We sell parts for making a restraint drying system for handmade paper. The wet sheets are held between absorbent blotters while a cross flow of air carries away the moisture as it evaporates. The blotters keep the paper flat and limit the amount of shrinkage.
The system centers around a stack which alternates wet paper and multi-layer corrugated cardboard with blotters separating them all. Some of the moisture evaporates directly from the paper, and some wicks into the blotters where it evaporates. In either case, a fan forces air to flow through the stack, primarily through the corrugations of the cardboard, and this airflow carries away the moisture. A pair of web clamps provide pressure to keep the paper and blotters firmly in contact, and top and bottom wood boards distribute the pressure from the clamps.
For blotters you can use cotton linters pulp sheets or spun-bonded polyester fabric, or even a combination of the two. The linters sheets are fairly rigid (provided they don’t actually get wet from wicking) and so prevent the surface texture of the cardboard from imprinting on the paper.
The parts we sell for this system are:
- the heavy corrugated cardboard
- 2nd cut cotton linters blotters
- polyester blotters (listed in our catalogue as “Dryer Felt”)
- web clamps
- plastic sheeting
- a kit containing 10 cardboards, 36 sheets of 2nd cut linters, 2 web clamps, and plastic sheeting
There’s no real reason to prefer 1st or 2nd cut linters, but when we designed the system, the 2nd cut linters were less expensive and now we stick with them because they are the right size for the carboard.
Both the linters and the cardboard sheets are 27×36″/69×92cm but for a small additional charge we can cut the sheets to smaller sizes for you.
The parts you have to supply are the top and bottom boards and a fan. The fan should be an enclosed one such as a box fan or ducted fan.
You also have to rig some way of forcing the air from the fan through the stack. The airflow is essential; without it, moisture will wick all the way to the cardboard causing it to delaminate, and drying will be so slow that you will have problems with mold growth. One way to do this is to use tape to form the polyethylene sheet into a large tube attached to the fan and the stack to force the air from the fan through the stack. A more permanent way is to build a drying box.
These photos show how we use the system.
Although the combined system we sell provides doubled linters sheets as blotters, and the above photo shows this, we normally use only single linters sheets for our drying. The critical issue is whether the wet paper has enough free moisture to wet the blotters by wicking before evaporation can take away the moisture.
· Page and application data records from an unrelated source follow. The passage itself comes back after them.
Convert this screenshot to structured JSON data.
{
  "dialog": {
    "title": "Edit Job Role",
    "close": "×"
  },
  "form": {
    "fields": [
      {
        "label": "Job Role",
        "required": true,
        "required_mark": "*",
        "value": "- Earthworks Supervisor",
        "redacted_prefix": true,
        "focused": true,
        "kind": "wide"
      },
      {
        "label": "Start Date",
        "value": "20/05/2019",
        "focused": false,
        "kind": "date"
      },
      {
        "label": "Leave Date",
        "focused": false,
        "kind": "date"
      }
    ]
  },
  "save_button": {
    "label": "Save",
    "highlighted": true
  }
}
If the linters sheet becomes wet enough, it softens and the cardboard texture can imprint on the paper; using double blotters prevents this. In our shop, we have a strong press that produces very dry sheets and we seldom make very thick sheets so a heavy moisture load is not a concern for us.
The staining comes from poorly-retained pigments or from plant inclusions that bleed. If we ever got a blotter sheet that is so badly stained that we would be worried about it staining other paper, we would just set it aside for pulping and replace it with a new sheet. We have, however, never had a blotter that dirty.
Because the moisture is always moving from the paper towards the cardboard (but not reaching it in liquid form) there is no concern about acidity from the cardboard migrating into the paper, so it is not necessary to use archival cardboard.
We generally run our drying box by time, based on our experience, how wet the paper is, and how humid the air in the shop is. Before unloading the drying stack, we check a couple of sheets for moisture by feel: if the sheets seem limp, heavy, or feel cool to the touch, we return them to the drying stack and run the fan longer.